In the Wild West of retail, no business is safe. Even some of the best-known retailers on the planet have gone bankrupt: Kmart, Woolworths and Macy’s, to name a few. It’s no different on home soil—the stakes are high, competition is fierce, and the economy is teetering. But that doesn’t mean it takes a cutthroat businessman to navigate these choppy economic waters. As proven by Massy Retail CEO Derek Winford, you don’t need Machiavellian tactics or sinister strategies to weather a recession; he’s guiding the Massy-Retail ship through the storm with pragmatism as his compass and a solid vision as his map. The winds in his sails are his 23 years of experience along with a deep-rooted love of country.
His is the story of a family man, a mas man, and a man of business taking Massy Retail to sunnier days and calmer seas. A devoted husband for nearly 30 years and a father to two grown children, Winford is adept at achieving a healthy work-life balance. He strives to leave the office before dark; a true Trini, he unwinds by liming, boating, and playing mas (you might have spotted him in Bliss this Carnival); and his laidback manner of speaking harks more to a Sunday afternoon than a boardroom. Yet the corporate powerhouse doesn’t see his CEO role as remotely laidback or easy to coast through. His duty boils down to one critical thing: “getting business to stay in business.” It means there’s no time for putting your feet up in an ivory tower—especially in a recession that Winford admits hit Massy Retail hard in 2016, and shows no signs of improving in 2017.
However, Winford isn’t one to see the glass as half empty. Proving that he’s rightfully earned his position at the top, he sees the challenges of recession as positive: “The good thing about [a recession] is it makes you look at your business a lot closer. It makes you run a healthier business because you cut the fat out […] Because you’re not getting the revenue you used to, you have to be efficient and run a lower-cost business. You have to deliver a better everything.”
Whereas someone in his position might be tempted to find ‘easy’ ways of cutting corners, Winford doesn’t even mention redundancies as an option for getting through the downturn. Showing his ability to lead and strategise creatively rather than take desperate measures, Winford is in fact using the hurdles of the economic climate as incentive to innovate further, to broaden Massy Retail’s product offerings, and expand its branches. His response to the recession calls to mind some of history’s most notable leaders – think Winston Churchill – who show their true strength and value in times of greatest hardship.
Sharing on some of the developments and innovations currently underway in Massy Retail, Winford says, “Our stores are changing. We’re now in the credit business. We now sell refrigerators, washers, dryers, stoves, and TVs in some stores. We’re going to expand that strategy […] and then this business is changing, customers change. Look at this grab-and-go area. Two, three years ago we were selling 20 lunches in Westmoorings. We’re now selling nearly 300 lunches a day. We’re trying to get to 500 lunches.”
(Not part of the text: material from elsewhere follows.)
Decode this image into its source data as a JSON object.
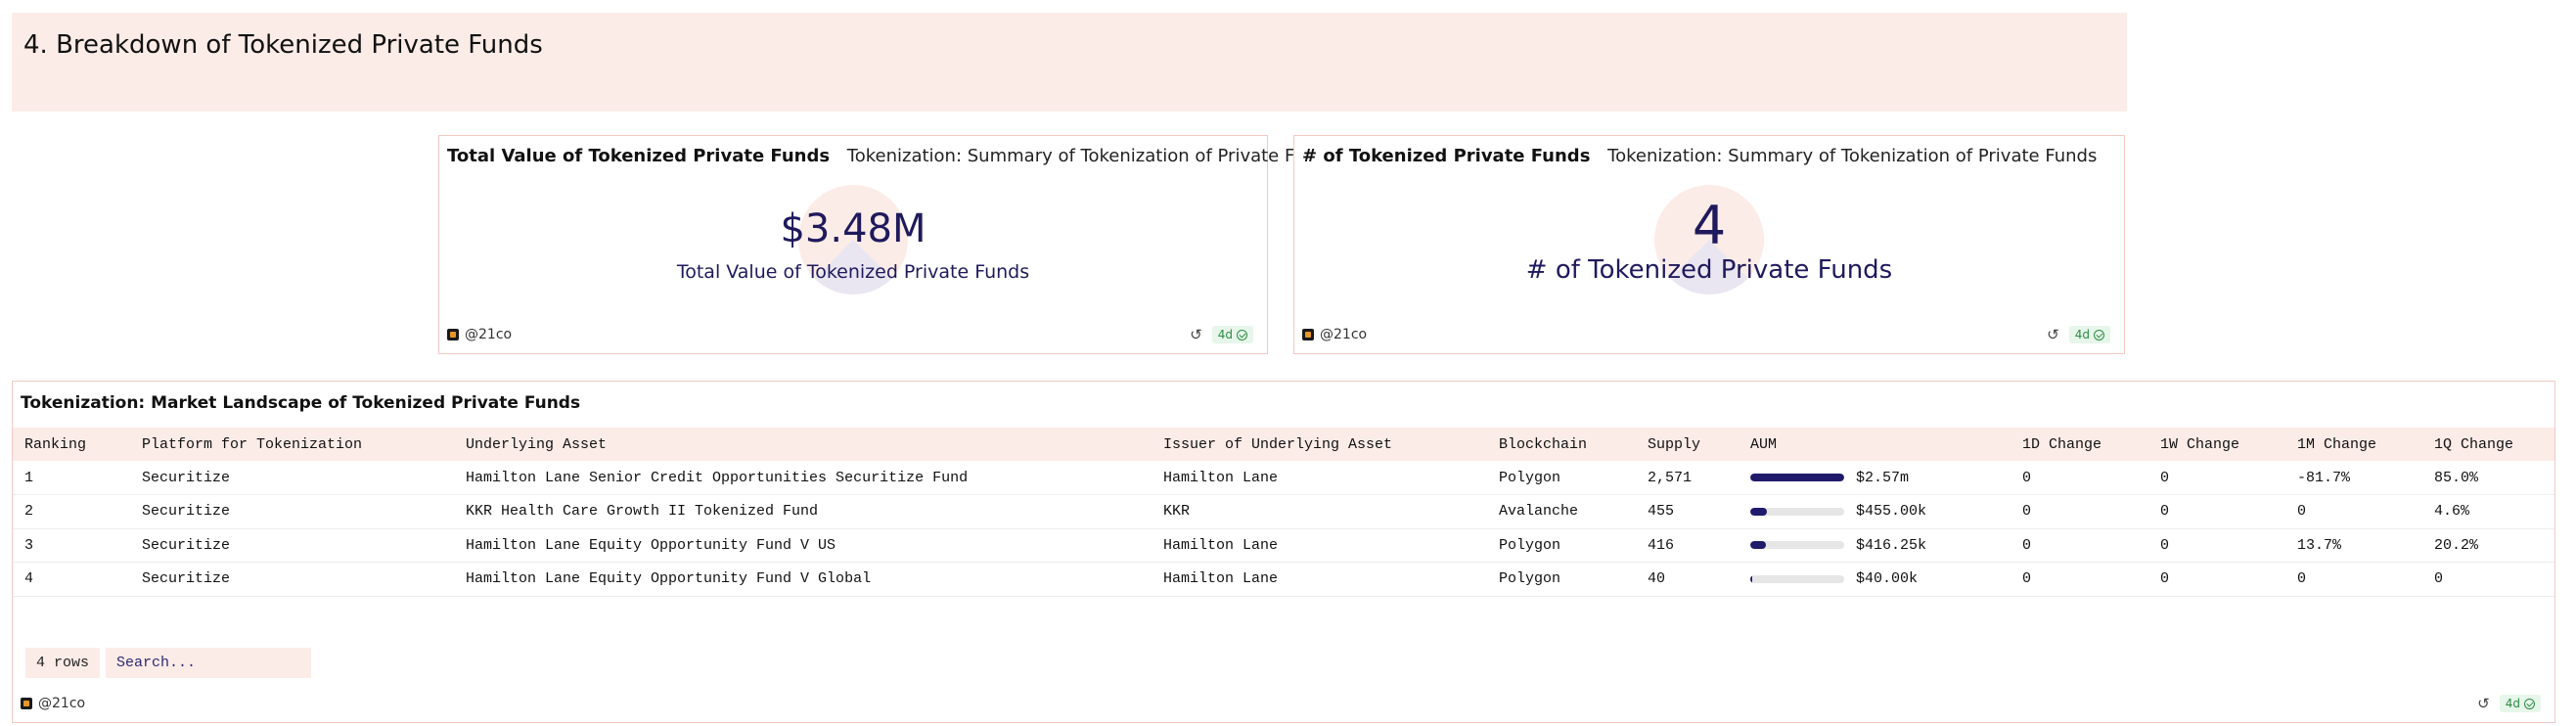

Even more extraordinary is the fact that Winford is continuing to push Massy Retail’s philanthropic efforts: “We [Massy Retail] are going to go into more rural areas. And we don’t just go into an area. We go into an area and try to make it a better place by really uplifting the communities and the environment around it.” Rather than turning his face from those in need, tightening his figurative fist as the business grapples with the recession, Winford is embracing creative partnerships with charities like FEEL and Nourish TT. He sees this as essential to Massy Retail’s mission, and for him, a self-proclaimed “people person”, it’s only natural to leverage the business’s success to give back to the nation.
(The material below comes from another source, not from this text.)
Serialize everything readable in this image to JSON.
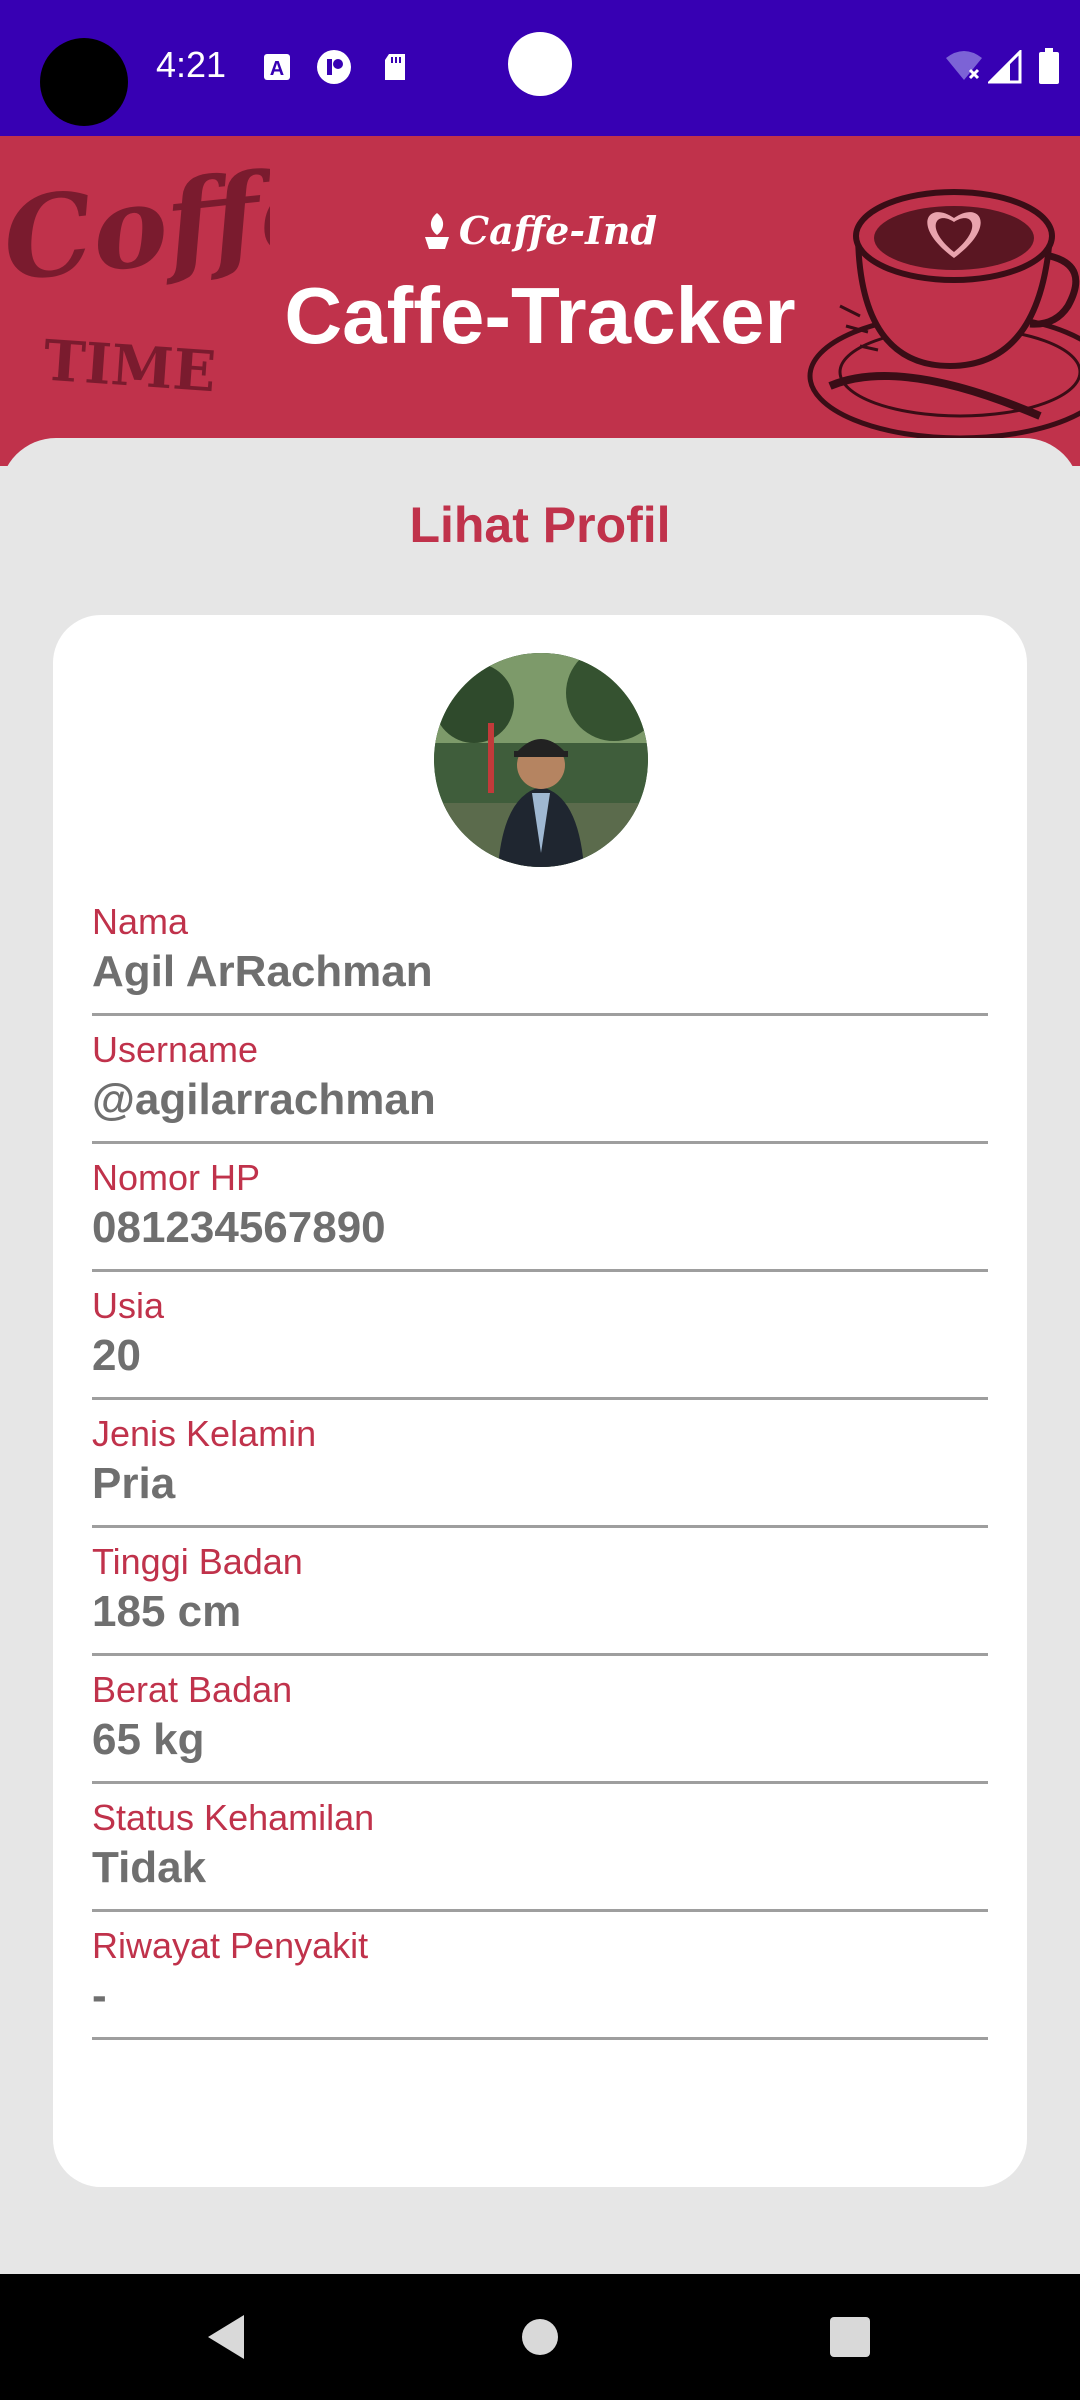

Speaking on the partnership with Nourish, a charity that provides a convenient online system for food retailers to donate food to the needy, Winford reveals a distinct desire to see the country flourish through humanitarianism: “[The team at Nourish] is the future. You sit back and say, oh my God, if more of Trinidad and Tobago were like Nourish, what a beautiful place this would be to live.” Indeed, he lists “making T&T better” as one of his biggest motivators, along with improving the lives of those who depend on him.
As Winford explains, “Happy people make for happy customers, and happy customers make for a happy business.” By innovating, expanding, and ‘trimming the fat’ in creative ways, Winford has ensured that Massy Retail’s nearly two thousand employees are still happy, even with belts tightening. But beyond that, he uses his natural love of people to be an accessible, motivational leader. At Christmas time, he shuts down the head office to work alongside cashiers; he regularly invites staff to his office where they’re given a safe space to share grievances and experiences; he goes down to the stores to engage with employees at every level. “A lot of my job is about making sure our people are well taken care of,” he says, “and that they’re happy, and can deliver and do everything that we ask them to do.”
This hands-on, happiness-centred approach seems to be keeping the business thriving in spite of the economic squall. As 2017 unfolds, Winford is at the helm of his ship with a smile on his lips. Though the rain stings his cheeks, he sees the sun up ahead, and there is no doubt that he will carry Massy Retail through to sunnier days, his ship filled with happy people and happy customers, sailing towards a brighter, more humanitarian T&T.